Page and application data records

----------------------------------------

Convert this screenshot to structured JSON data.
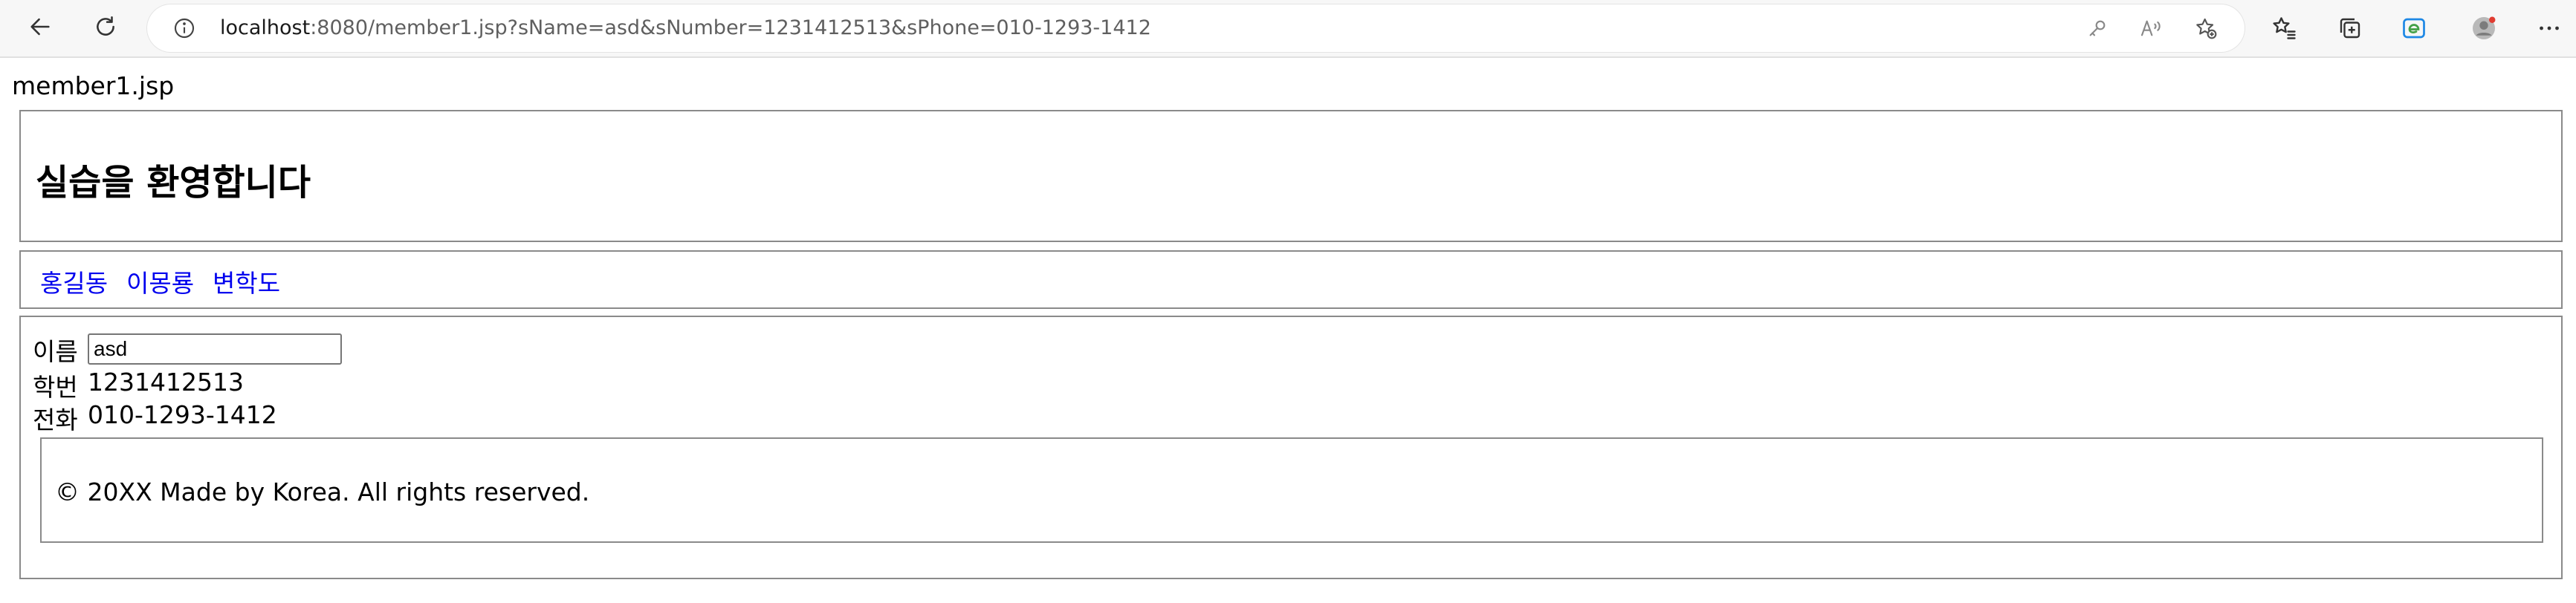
{
  "browser": {
    "url_host": "localhost",
    "url_rest": ":8080/member1.jsp?sName=asd&sNumber=1231412513&sPhone=010-1293-1412",
    "icons": {
      "back": "back-arrow-icon",
      "refresh": "refresh-icon",
      "site_info": "info-icon",
      "password": "key-icon",
      "read_aloud": "read-aloud-icon",
      "add_favorite": "star-add-icon",
      "favorites": "favorites-list-icon",
      "collections": "collections-icon",
      "edge": "edge-icon",
      "profile": "profile-avatar-icon",
      "more": "more-dots-icon"
    },
    "profile_badge_color": "#e03c31"
  },
  "page": {
    "label": "member1.jsp",
    "heading": "실습을 환영합니다",
    "nav_links": [
      "홍길동",
      "이몽룡",
      "변학도"
    ],
    "link_color": "#0000ee",
    "form": {
      "name_label": "이름",
      "name_value": "asd",
      "number_label": "학번",
      "number_value": "1231412513",
      "phone_label": "전화",
      "phone_value": "010-1293-1412"
    },
    "footer": "© 20XX Made by Korea. All rights reserved."
  }
}
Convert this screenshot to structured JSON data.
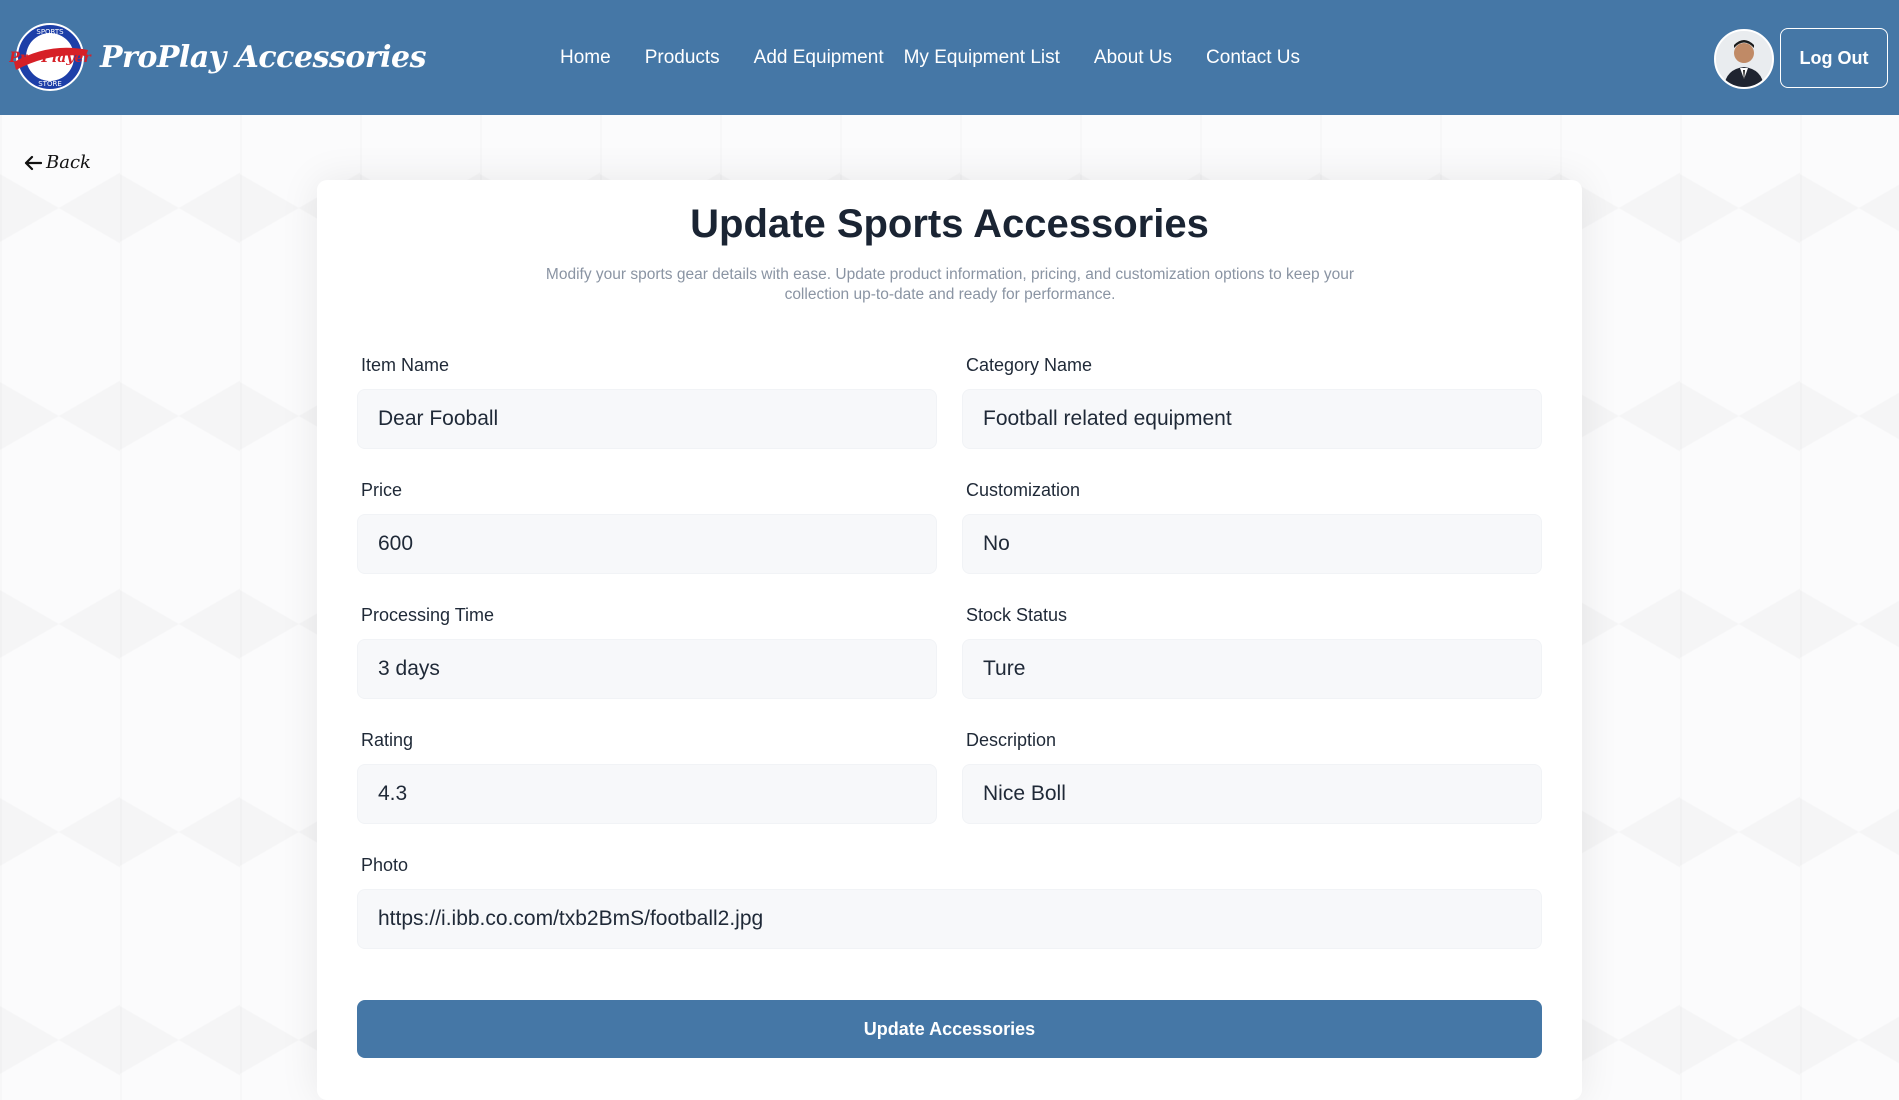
{
  "header": {
    "brand": "ProPlay Accessories",
    "logo": {
      "top_text": "SPORTS",
      "script_text": "Pro Player",
      "bottom_text": "STORE"
    },
    "nav": [
      "Home",
      "Products",
      "Add Equipment",
      "My Equipment List",
      "About Us",
      "Contact Us"
    ],
    "logout_label": "Log Out"
  },
  "back_label": "Back",
  "form": {
    "title": "Update Sports Accessories",
    "subtitle": "Modify your sports gear details with ease. Update product information, pricing, and customization options to keep your collection up-to-date and ready for performance.",
    "fields": {
      "item_name": {
        "label": "Item Name",
        "value": "Dear Fooball"
      },
      "category_name": {
        "label": "Category Name",
        "value": "Football related equipment"
      },
      "price": {
        "label": "Price",
        "value": "600"
      },
      "customization": {
        "label": "Customization",
        "value": "No"
      },
      "processing_time": {
        "label": "Processing Time",
        "value": "3 days"
      },
      "stock_status": {
        "label": "Stock Status",
        "value": "Ture"
      },
      "rating": {
        "label": "Rating",
        "value": "4.3"
      },
      "description": {
        "label": "Description",
        "value": "Nice Boll"
      },
      "photo": {
        "label": "Photo",
        "value": "https://i.ibb.co.com/txb2BmS/football2.jpg"
      }
    },
    "submit_label": "Update Accessories"
  },
  "colors": {
    "primary": "#4577a6",
    "input_bg": "#f7f8fa",
    "title": "#1a2433",
    "subtitle": "#8a94a3"
  }
}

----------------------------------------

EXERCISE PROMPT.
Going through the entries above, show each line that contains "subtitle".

RESULT.
    "subtitle": "Modify your sports gear details with ease. Update product information, pricing, and customization options to keep your collection up-to-date and ready for performance.",
    "subtitle": "#8a94a3"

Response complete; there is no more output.